After a few weeks of traveling through Thailand and spending spring break all together in the islands, we finished off our Spring Semester in Thailand Program with a week-long trip up to the mountains. This trip was spent with some incredible people from the hill tribe in a Lahu Village in a mountain city outside Chiang Rai called Ban Bala.
The village stay was a great way to close of our semester, we learned so much about the culture and got to spend time enjoying each others company and escaping from the busyness of the city before some of us headed home to America and others came back to Chiang Mai to continue travels and start TEFL (Teaching English as a Foreign Language).
We spent most of our week hanging out with and learning from a man named Witoon, who has a passion for sustainable agriculture. He is following a dream to transform his village’s agricultural style from slash and burn agriculture and growing corn for profit into a more sustainable system with a variety of crops grown in a way that will sustain the land and protect the environment. He is working now with some SST alumni to pursue this dream, and they coordinated and planned out a wonderful week for us while we visited to get to learn about his vision, get some hands on experience in farming and Lahu village life and to see more of Northern Thailand.
The week was jam packed with activities like planting banana trees (we planted 1,080 trees!), traditional fishing, hiking to a waterfall, visiting the famous white temple, visiting a coffee growing village, learning about the agricultural processes of Pii Witoon’s farm, a traditional Lahu new-years celebration with fireworks and dancing, killing a pig which fed us for the entire week, learning to cook a few Lahu foods, and even attending a Lahu wedding. In the evenings, Witoon, his wife Nayu, and his sister Dara each shared their stories with us and they were very inspiring. I learned from their stories and the small glimpse we got of their lives the power of resilience, living a simple and content life, and patiently following a dream.
Personally my favorite part of the experience was getting to be so close to my food. We spent time out in the fields helping with the process of growing bananas and then were eating many bananas from those same fields all week. We ate wild honey straight off the honeycomb. We knew that the vegetables we were eating were fresh from nearby farms and the majority of the meat came from a pig we watched (and some of us helped) to slaughter. Back at home I don’t know a thing about where my vegetables were grown and know even less about the meats I consume, I feel so far removed from that process that I never really even thought much about what it could mean. Being here has created a new appreciation for food, rather than scarfing down every meal or ordering whatever type of food I craved in the moment. I was motivated to slow down and consider the roots of where my food was coming from. This was something most of us don’t experience back in the states and was pretty interesting for me and I think it will impact the way I consume when I get home.

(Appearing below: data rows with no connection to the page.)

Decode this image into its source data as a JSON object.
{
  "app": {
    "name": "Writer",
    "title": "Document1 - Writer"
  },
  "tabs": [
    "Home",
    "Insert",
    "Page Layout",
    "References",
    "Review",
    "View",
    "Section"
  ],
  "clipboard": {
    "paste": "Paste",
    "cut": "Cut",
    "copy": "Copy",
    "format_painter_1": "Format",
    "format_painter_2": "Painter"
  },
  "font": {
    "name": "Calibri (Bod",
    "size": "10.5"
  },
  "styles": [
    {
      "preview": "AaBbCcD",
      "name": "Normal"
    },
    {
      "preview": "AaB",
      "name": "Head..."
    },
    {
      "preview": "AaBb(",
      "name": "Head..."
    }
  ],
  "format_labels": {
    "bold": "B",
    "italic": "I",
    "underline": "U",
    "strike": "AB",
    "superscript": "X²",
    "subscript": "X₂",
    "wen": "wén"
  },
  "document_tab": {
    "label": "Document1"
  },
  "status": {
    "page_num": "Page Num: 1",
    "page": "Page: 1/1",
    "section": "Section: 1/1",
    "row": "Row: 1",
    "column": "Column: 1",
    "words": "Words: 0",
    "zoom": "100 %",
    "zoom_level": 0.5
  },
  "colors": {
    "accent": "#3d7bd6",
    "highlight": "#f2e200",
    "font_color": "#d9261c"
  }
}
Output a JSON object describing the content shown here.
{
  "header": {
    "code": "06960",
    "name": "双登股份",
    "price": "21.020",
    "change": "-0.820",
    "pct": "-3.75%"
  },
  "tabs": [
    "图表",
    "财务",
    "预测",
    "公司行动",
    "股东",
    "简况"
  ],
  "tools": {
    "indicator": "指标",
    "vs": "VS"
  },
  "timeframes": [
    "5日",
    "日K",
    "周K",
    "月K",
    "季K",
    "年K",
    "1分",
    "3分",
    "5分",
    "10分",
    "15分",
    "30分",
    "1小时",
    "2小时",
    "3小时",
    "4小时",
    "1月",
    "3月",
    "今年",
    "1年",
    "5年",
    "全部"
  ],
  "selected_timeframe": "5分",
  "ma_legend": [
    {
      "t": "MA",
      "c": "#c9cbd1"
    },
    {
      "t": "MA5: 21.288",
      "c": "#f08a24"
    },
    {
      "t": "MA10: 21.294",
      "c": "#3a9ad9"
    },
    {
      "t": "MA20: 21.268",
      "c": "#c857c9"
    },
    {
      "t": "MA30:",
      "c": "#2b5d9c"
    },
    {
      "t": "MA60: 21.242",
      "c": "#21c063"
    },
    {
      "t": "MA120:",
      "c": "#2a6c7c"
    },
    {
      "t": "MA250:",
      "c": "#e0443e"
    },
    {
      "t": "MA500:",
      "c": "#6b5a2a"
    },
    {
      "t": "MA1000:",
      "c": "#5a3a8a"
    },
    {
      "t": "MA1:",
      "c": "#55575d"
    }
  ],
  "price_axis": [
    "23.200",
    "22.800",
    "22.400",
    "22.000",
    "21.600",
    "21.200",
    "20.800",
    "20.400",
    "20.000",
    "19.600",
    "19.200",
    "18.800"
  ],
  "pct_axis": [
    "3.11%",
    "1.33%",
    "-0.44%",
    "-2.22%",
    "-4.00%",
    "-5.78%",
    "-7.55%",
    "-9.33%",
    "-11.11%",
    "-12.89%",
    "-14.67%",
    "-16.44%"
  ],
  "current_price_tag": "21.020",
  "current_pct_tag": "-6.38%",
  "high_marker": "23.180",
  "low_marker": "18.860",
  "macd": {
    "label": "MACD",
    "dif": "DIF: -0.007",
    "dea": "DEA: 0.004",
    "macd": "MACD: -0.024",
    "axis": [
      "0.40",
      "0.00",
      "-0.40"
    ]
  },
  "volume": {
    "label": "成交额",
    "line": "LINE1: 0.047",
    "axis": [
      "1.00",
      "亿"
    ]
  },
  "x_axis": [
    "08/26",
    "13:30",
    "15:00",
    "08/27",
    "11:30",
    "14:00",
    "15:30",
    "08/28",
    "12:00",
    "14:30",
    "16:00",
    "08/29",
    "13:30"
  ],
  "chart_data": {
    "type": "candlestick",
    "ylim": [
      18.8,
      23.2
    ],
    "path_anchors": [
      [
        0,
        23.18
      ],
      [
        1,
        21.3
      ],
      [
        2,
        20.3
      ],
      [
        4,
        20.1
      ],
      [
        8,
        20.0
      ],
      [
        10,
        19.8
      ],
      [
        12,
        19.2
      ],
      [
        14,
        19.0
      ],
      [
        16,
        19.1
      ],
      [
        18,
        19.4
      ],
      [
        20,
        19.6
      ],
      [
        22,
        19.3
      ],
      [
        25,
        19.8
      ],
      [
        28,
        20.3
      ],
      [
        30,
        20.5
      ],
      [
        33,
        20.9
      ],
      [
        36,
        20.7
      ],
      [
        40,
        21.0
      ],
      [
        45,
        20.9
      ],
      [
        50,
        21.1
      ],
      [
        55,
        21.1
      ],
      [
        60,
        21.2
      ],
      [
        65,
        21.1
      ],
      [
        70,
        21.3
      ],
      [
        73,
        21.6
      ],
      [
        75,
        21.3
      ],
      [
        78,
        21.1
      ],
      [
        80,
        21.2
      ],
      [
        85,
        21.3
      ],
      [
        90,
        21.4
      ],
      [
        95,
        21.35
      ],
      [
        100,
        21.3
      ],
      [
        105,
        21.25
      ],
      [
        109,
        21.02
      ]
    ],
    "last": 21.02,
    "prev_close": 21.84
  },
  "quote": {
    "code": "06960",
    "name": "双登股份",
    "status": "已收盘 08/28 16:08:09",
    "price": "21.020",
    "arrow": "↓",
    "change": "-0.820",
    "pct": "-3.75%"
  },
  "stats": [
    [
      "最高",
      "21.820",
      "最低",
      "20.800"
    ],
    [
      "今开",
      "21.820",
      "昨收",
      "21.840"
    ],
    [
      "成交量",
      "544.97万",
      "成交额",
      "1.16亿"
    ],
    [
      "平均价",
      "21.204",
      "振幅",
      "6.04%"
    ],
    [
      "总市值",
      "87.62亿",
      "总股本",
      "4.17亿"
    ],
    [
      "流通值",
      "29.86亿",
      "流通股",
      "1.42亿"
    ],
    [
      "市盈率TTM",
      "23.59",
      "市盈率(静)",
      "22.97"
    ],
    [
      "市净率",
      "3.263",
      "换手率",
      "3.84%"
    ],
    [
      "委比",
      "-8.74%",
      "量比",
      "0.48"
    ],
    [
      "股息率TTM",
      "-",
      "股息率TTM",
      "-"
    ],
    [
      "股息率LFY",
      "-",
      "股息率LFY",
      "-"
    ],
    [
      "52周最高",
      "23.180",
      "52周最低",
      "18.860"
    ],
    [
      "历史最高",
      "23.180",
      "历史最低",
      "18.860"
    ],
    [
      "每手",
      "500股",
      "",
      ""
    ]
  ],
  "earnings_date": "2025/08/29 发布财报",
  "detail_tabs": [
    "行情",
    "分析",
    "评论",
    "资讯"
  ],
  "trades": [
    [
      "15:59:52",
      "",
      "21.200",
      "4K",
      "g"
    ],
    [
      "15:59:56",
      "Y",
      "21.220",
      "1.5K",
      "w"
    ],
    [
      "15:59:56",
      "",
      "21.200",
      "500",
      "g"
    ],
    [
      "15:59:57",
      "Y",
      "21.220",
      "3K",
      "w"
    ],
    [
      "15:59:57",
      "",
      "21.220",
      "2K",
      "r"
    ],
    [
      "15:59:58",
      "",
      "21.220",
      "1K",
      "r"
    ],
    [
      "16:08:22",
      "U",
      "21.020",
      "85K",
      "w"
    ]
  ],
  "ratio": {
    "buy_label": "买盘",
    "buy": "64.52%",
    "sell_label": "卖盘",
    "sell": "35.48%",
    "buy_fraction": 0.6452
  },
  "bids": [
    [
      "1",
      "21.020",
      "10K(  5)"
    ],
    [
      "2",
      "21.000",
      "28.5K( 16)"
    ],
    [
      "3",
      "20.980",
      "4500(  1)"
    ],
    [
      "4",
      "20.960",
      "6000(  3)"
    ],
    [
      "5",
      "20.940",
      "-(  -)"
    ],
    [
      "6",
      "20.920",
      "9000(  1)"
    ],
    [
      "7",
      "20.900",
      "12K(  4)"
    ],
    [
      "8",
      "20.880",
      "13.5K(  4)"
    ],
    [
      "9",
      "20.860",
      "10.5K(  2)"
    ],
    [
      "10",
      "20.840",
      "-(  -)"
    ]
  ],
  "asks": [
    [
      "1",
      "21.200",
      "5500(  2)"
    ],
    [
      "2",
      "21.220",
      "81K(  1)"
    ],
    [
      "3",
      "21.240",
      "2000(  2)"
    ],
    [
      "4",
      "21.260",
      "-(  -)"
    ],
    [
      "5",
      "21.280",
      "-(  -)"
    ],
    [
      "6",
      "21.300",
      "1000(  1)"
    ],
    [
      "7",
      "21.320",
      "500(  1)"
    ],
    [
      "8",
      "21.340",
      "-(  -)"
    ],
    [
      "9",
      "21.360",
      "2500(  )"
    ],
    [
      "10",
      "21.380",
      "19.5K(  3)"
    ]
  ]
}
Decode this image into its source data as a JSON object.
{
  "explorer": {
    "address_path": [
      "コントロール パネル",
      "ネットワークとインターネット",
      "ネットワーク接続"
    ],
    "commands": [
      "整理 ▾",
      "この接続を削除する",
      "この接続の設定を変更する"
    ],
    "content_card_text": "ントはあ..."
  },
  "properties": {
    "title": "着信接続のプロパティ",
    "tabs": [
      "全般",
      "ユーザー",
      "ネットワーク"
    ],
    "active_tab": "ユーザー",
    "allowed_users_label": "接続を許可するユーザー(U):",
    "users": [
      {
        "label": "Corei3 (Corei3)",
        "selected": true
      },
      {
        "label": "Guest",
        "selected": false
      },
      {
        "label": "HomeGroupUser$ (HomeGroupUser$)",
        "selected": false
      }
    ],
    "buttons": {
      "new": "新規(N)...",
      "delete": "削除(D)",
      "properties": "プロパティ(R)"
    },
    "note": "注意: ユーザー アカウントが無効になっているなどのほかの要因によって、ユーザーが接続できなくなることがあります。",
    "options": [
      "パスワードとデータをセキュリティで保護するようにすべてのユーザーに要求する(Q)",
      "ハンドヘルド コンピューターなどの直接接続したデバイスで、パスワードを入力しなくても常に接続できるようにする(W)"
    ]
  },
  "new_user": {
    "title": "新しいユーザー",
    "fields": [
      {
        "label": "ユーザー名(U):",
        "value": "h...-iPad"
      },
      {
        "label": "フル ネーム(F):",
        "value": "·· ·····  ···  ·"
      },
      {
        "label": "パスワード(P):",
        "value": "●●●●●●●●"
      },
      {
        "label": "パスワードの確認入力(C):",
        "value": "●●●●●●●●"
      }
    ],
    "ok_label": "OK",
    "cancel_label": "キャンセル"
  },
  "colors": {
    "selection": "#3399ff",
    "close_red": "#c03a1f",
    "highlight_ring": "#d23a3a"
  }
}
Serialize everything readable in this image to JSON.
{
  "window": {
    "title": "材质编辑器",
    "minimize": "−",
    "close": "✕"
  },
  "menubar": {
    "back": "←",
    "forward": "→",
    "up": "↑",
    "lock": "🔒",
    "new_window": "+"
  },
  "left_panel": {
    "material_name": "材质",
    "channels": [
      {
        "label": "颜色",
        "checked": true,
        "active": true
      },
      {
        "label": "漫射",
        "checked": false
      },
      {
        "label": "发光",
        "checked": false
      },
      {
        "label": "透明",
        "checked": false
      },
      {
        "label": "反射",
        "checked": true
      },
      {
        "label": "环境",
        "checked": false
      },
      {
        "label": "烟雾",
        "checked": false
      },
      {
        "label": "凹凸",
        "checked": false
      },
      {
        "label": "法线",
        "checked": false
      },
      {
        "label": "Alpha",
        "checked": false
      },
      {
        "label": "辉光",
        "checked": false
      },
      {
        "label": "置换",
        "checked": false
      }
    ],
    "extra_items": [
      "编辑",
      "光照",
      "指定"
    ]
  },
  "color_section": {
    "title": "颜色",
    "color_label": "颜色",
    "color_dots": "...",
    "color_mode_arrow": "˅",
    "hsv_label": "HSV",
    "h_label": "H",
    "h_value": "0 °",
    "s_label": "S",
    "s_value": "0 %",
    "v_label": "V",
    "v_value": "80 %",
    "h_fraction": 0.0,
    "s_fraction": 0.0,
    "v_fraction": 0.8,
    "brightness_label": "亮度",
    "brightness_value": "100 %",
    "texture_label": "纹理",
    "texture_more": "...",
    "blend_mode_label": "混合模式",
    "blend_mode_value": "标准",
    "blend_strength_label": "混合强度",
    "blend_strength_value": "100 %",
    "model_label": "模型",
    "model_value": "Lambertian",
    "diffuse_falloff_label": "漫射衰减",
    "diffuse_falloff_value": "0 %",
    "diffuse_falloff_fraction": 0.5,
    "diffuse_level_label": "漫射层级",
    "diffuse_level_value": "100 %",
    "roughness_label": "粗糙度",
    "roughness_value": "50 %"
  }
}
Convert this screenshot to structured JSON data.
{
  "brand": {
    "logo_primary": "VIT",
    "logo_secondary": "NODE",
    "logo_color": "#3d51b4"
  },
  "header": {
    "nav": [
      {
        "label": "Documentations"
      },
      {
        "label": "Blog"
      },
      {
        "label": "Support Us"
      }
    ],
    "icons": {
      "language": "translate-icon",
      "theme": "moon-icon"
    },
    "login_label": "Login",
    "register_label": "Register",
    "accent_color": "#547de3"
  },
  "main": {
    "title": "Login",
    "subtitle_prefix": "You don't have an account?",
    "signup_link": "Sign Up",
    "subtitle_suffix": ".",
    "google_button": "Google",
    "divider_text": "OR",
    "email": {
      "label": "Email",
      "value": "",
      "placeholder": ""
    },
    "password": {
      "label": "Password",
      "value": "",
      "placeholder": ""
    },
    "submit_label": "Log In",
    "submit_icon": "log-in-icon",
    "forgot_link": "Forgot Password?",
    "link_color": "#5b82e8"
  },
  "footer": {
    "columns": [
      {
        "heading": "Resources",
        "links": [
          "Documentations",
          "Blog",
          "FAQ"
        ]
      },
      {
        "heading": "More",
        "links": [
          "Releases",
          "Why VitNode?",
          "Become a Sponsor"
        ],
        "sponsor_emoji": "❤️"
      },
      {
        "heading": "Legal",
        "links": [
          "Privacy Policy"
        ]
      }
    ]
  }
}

Overall, after this village stay and an entire semester over here in Thailand, I think our whole group has been stretched and changed far beyond expectations. As some of us head home for the summer and others start up the TEFL certification course or stick around for a bit more traveling we are all trying to process and prepare ourselves for a new transition back home. With a reserved anticipation we are excited to be back in the states with the people we love but also a bit uncertain how the changes we have experienced are going to fit into our lives back home. It is sad to accept that this group will never be all together again in this context with this amount of space and time to listen to each other and to know each other, but as we part ways we are filled with gratitude, great memories, joy, maybe a little fear, and anticipation for the transition and each of our next steps.